The article entitled MammaryGland Architecture as a Determining Facter in the Susceptability of the HumanBreast to Cancer, by Jose Russo, focuses on a study done with 3 different classes of patients and the type of breast tissue they exhibit. The first group, the control, were women undergoing reduction mammoplasty (RM), the second undergoing a mastectomy due to genetic familial breast cancer (FAM), and the third group were women who underwent a radical mastectomy due to invasive carcinoma (MRM). Russo postulates that the development and design of the breast tissue plays a part in the likelihood of developing cancer. To understand this we must first look at the types of breast tissue that exist.
There are 4 breast tissue types discussed by Russo, lob 1, lob 2, lob 3 and lob 4. Lob 1 tissue is the most undifferentiated and comprises the most distal end of the breast. This is much like normal epithelial tissue and is developing all throughout a woman’s life until the end of the first complete pregnancy. Lob 2 is the next stage after lob 1 and has a slightly more complex structure. Lob 3 and lob 4 have many more ductules per lobule, and lob 4 has lactation capacity. The lobules progress inward from the nipple, and lobules 2-4 are developed when the hormones of pregnancy are introduced. Russo also explains that there are many hormone receptors on the lob 1 cells, which is why they can proliferate so easily and rapidly. However, the more advanced the lob type, the lower number of hormone receptors found on the cells.

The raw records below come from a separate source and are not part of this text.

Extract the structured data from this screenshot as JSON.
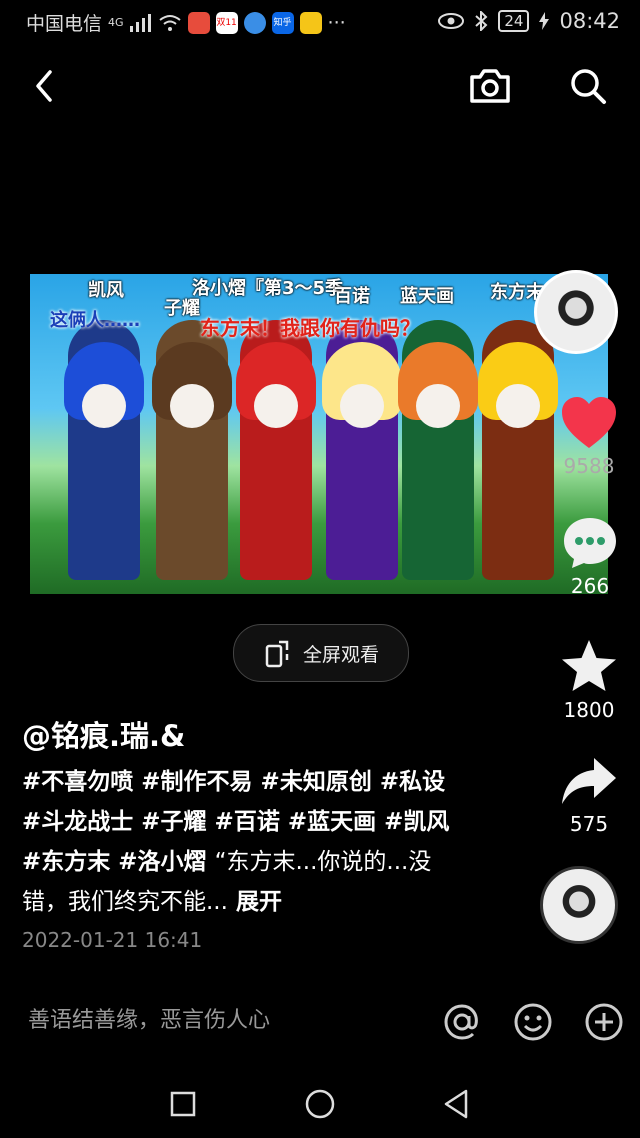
{
  "status_bar": {
    "carrier": "中国电信",
    "network": "4G",
    "battery": "24",
    "time": "08:42",
    "app_icon_labels": [
      "",
      "双11",
      "",
      "知乎"
    ],
    "more": "···"
  },
  "top_bar": {
    "back_icon": "chevron-left-icon",
    "camera_icon": "camera-icon",
    "search_icon": "search-icon"
  },
  "video": {
    "captions": [
      "凯风",
      "子耀",
      "洛小熠『第3～5季",
      "百诺",
      "蓝天画",
      "东方末",
      "这俩人……",
      "东方末！我跟你有仇吗？"
    ]
  },
  "right_rail": {
    "like_count": "9588",
    "comment_count": "266",
    "favorite_count": "1800",
    "share_count": "575"
  },
  "fullscreen_button": {
    "label": "全屏观看"
  },
  "post": {
    "author": "@铭痕.瑞.&",
    "hashtags": "#不喜勿喷 #制作不易 #未知原创 #私设 #斗龙战士 #子耀 #百诺 #蓝天画 #凯风 #东方末 #洛小熠",
    "quote": "“东方末...你说的...没错，我们终究不能...",
    "expand": "展开",
    "date": "2022-01-21 16:41"
  },
  "comment_bar": {
    "placeholder": "善语结善缘，恶言伤人心",
    "mention_icon": "at-icon",
    "emoji_icon": "emoji-icon",
    "add_icon": "plus-circle-icon"
  },
  "nav_bar": {
    "recents_icon": "square-icon",
    "home_icon": "circle-icon",
    "back_icon": "triangle-back-icon"
  },
  "colors": {
    "like_red": "#f3354b",
    "background": "#000000"
  }
}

Russo’s hypothesis is that because there are significantly more estrogen and progesterone receptors on the lob 1 cells and they have the highest rate of proliferation, they are more easily targeted by carcinogens and adapted into cancer cells. The lob 2-4 cells have very few hormone receptors and are not rapidly proliferating, so they are less likely to become cancer cells. Because lob 2-4 develop in response to pregnancy, Russo also believes that parous women are less likely to get breast cancer because the more differentiated tissues developed do not mutate as easily as lob 1. This is shown in table 1. The parous RM women have a mean lob 1 tissue percentage of only 16.9, whereas the FAM and MRM nulliparous woman have a much higher lob 1 percentage of 51.3 and 80. This shows that lob 1 is associated with cancer. The issue I have with this table is that the standard deviations are just as large as the actual percentages in many cases, which makes this data not as reliable as the author portrays it. This could point to many outliers and makes me skeptical, wanting to see each individuals report.

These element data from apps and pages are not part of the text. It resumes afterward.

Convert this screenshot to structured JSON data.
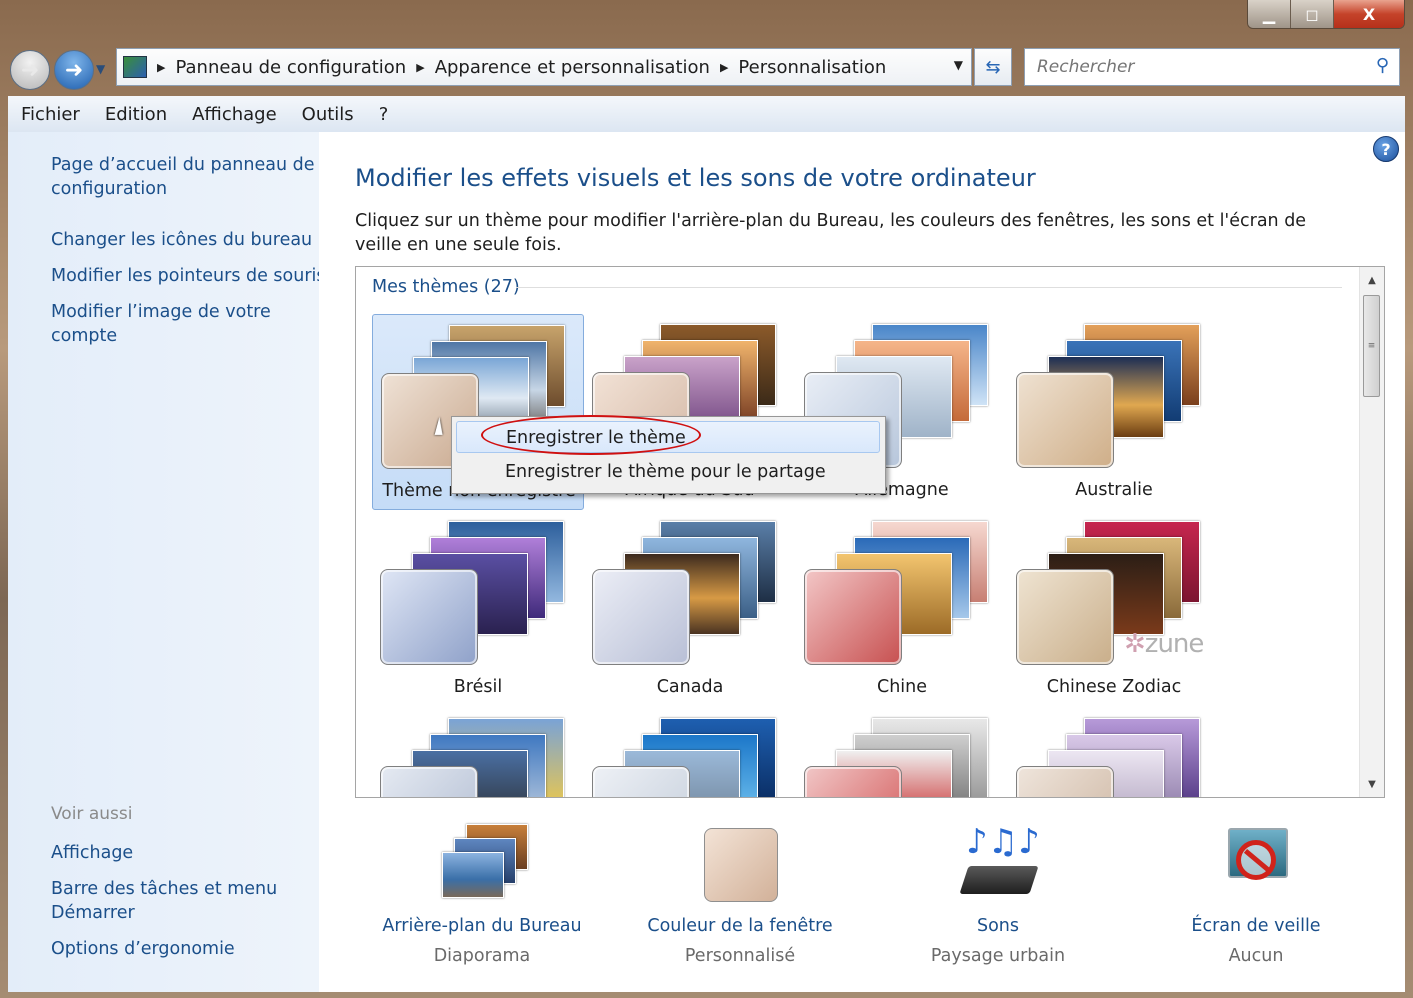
{
  "window": {
    "caption_minimize": "▁",
    "caption_maximize": "◻",
    "caption_close": "X"
  },
  "address": {
    "crumbs": [
      "Panneau de configuration",
      "Apparence et personnalisation",
      "Personnalisation"
    ]
  },
  "search": {
    "placeholder": "Rechercher"
  },
  "menu": [
    "Fichier",
    "Edition",
    "Affichage",
    "Outils",
    "?"
  ],
  "sidebar": {
    "links": [
      "Page d’accueil du panneau de configuration",
      "Changer les icônes du bureau",
      "Modifier les pointeurs de souris",
      "Modifier l’image de votre compte"
    ],
    "see_also_heading": "Voir aussi",
    "see_also": [
      "Affichage",
      "Barre des tâches et menu Démarrer",
      "Options d’ergonomie"
    ]
  },
  "main": {
    "title": "Modifier les effets visuels et les sons de votre ordinateur",
    "description": "Cliquez sur un thème pour modifier l'arrière-plan du Bureau, les couleurs des fenêtres, les sons et l'écran de veille en une seule fois.",
    "group_label": "Mes thèmes (27)",
    "themes": [
      {
        "label": "Thème non enregistré",
        "selected": true
      },
      {
        "label": "Afrique du Sud"
      },
      {
        "label": "Allemagne"
      },
      {
        "label": "Australie"
      },
      {
        "label": "Brésil"
      },
      {
        "label": "Canada"
      },
      {
        "label": "Chine"
      },
      {
        "label": "Chinese Zodiac"
      }
    ],
    "zune_logo": "zune"
  },
  "context_menu": {
    "items": [
      "Enregistrer le thème",
      "Enregistrer le thème pour le partage"
    ]
  },
  "bottom": [
    {
      "title": "Arrière-plan du Bureau",
      "subtitle": "Diaporama",
      "icon": "wallpaper-icon"
    },
    {
      "title": "Couleur de la fenêtre",
      "subtitle": "Personnalisé",
      "icon": "window-color-icon"
    },
    {
      "title": "Sons",
      "subtitle": "Paysage urbain",
      "icon": "sounds-icon"
    },
    {
      "title": "Écran de veille",
      "subtitle": "Aucun",
      "icon": "screensaver-icon"
    }
  ],
  "colors": {
    "link": "#1b4f8a",
    "sidebar_bg": "#e3edf9",
    "selection": "#c5dcf7",
    "highlight_ring": "#d01010"
  }
}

The data shown in the table of Russo’s paper is significant and shows a strong correlation between parity and decreased risk of breast cancer (p<0.0005). It also makes sense given the context of what we have discussed in class thus far. The lob 1 cells have a short turnover time and are easily impacted by epigenetic factors, which could be methylation of the DNA in lob 1 or bulky adducts added from carcinogens. This correlation has been shown epidemiologically for years, as seen in the cancer statistics on the National Cancer Institute website. However, Russo doesn’t really ever go into detail about the exact mechanism of how these more differentiated lob types confer resistance to carcinogenic agents. I would be curious to see if there is an answer to that or if it is still unknown. Russo also doesn’t go into the specifics of the hormone receptors mentioned in the lob 1 cells. I would like to know more about those receptors and the impact that estrogen and progesterone have on the different lob cell types. He also says that pregnancy “primes” the cells of the breast tissue so they won’t proliferate out of control. What does this priming entail and is this a possible solution to lowering the breast cancer rate as a whole, if every woman could potentially be injected with a hormone cocktail that did the same preventative task as pregnancy? Ultimately, this article leaves me wanting to know more and with many good research questions about the mechanisms implored by the lob 2,3,and 4 cells of human breast tissue that help defend a person from obtaining breast cancer.
Russo, J., Lynch, H. and Russo, I. H. (2001), Mammary Gland Architecture as a Determining Factor in the Susceptibility of the Human Breast to Cancer. The Breast Journal, 7: 278–291. doi: 10.1046/j.1524-4741.2001.21033.x
"Reproductive History and Breast Cancer Risk - National Cancer Institute." Reproductive History and Breast Cancer Risk - National Cancer Institute. National Cancer Institute, 10 May 2011. Web. 18 Apr. 2014. <http://www.cancer.gov/cancertopics/factsheet/Risk/reproductive-history>.